Play Calling Philosophy • Make sure the players are fundamentally sound • Spread the ball around to many players • Call plays that get the players in a position to succeed – if they make big plays, it’s a plus • Put the ball where the defense is vulnerable • Only audible when absolutely necessary • Do everything we can to put the defense on their heels • Keep the ball from the defense if necessary (a ball-control offense) • Push the ball downfield and score points (if you decide you have to get into a shootout)
How the Run System Is Set Up • Basic line splits • The hole numbering • NOTE: The Guard’s and Tackle’s hands are even with the Center’s shoelaces.
THE RUNNING GAME BASIC LINE SPLITS 12” 12” 12” 12” 12” 12” QB HOLE NUMBERING 9 7 5 3 10 2 4 6 8 QB
How the Run System Is Set Up • The master calls • The line calls • NOTE: The run game is very similar to Alex Gibbs Tight-zone / Wide-zone concepts, with isolation / power plays and draws added to the mix.

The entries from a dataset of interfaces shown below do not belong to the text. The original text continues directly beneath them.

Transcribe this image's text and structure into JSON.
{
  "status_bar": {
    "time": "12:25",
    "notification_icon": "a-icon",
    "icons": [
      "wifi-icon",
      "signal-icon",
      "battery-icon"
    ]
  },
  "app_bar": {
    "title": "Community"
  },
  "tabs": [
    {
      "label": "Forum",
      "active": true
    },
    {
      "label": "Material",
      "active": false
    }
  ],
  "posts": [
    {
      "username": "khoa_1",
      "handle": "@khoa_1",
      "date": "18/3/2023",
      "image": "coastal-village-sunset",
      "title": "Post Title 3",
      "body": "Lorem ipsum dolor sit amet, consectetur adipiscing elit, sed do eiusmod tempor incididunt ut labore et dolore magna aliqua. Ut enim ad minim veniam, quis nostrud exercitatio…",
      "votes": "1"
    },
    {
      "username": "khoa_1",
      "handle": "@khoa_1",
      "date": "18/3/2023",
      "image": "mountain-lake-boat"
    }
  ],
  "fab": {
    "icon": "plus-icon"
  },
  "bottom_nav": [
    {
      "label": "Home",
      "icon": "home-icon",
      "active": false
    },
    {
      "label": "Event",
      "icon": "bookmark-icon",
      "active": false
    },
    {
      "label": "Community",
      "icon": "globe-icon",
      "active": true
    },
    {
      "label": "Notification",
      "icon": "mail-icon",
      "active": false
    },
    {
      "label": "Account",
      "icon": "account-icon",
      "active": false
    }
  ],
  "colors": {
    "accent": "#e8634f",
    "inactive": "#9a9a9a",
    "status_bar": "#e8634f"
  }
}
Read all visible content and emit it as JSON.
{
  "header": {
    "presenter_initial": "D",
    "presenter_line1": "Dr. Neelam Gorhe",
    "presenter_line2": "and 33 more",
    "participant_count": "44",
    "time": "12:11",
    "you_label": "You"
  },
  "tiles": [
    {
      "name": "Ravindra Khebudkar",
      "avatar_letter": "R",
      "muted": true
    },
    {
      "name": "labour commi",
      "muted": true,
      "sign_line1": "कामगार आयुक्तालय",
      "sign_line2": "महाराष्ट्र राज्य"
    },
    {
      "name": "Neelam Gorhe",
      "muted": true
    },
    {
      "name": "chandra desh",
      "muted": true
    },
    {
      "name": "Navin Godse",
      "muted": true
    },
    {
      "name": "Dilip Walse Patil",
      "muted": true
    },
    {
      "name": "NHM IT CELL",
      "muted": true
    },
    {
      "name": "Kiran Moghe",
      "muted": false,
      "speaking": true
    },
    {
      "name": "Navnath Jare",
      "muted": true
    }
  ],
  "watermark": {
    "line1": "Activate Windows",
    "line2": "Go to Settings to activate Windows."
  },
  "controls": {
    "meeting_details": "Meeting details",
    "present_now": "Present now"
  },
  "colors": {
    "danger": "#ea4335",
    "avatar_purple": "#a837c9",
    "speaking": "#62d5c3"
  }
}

Blocking Scheme Master Calls 14 / 15 “Zone” 16 / 17 “Stretch” 34 / 35 “Base” 20 / 21 “Lead” 28 / 29“Toss” 41 / 50 “Trap” 2 / 3 “Lead” Run System Calls
How the Run System Is Set Up • The backs numbering • Single-back numbering (Teen series) • There is NO lead blocker on the playside • Two-back numbering (20 series) • There is a lead blocker on the playside • The back lines up at 7½ yards behind the LOS
16 Stretch Does NOT have a lead blocker to the play-side
26 Stretch Does have a lead blocker to the play-side
How the Run System Is Set Up • Single – Fullback type plays • 40 series • Back lines up on the weak-side • 30 series • Back lines up on the weak-side • 50 series • Back lines up on the Strong-side
30 Series 30 Draw
40 Series 40 Draw
50 Series 50 Draw
How the Run System Is Set Up • Quarterback movement
Single – Digit QB series – “Zero Draw” / “1 Draw”
Single – Digit QB series “2 Lead Draw”
How the Passing System Is Set Up • Receiver routes are called single-side receiver across
PASS PLAY CALLING SYSTEM SPLIT RIGHT 628
9 SLICE DRIVE 7 8 Skinny 6 (Square-in) 6 (Dig) BENCH 8 5 3 4 2 1 DART STAB (MOTOR DOWN) 0 DRAG (non quick 2) SMASH SPOT QB
TIGHT-END / INSIDE RECEIVER PASS ROUTES 9 8 7 DRIVE 6 5 3 4 SHAKE 2 1 STAB STICK 0 QB
CALLED PASS ROUTES FOR RUNNING BACKS CORNER UP WHEEL POST STAB STOP "V" "M" SNEAK CUT FLAT CREASE SHOOT QB SWING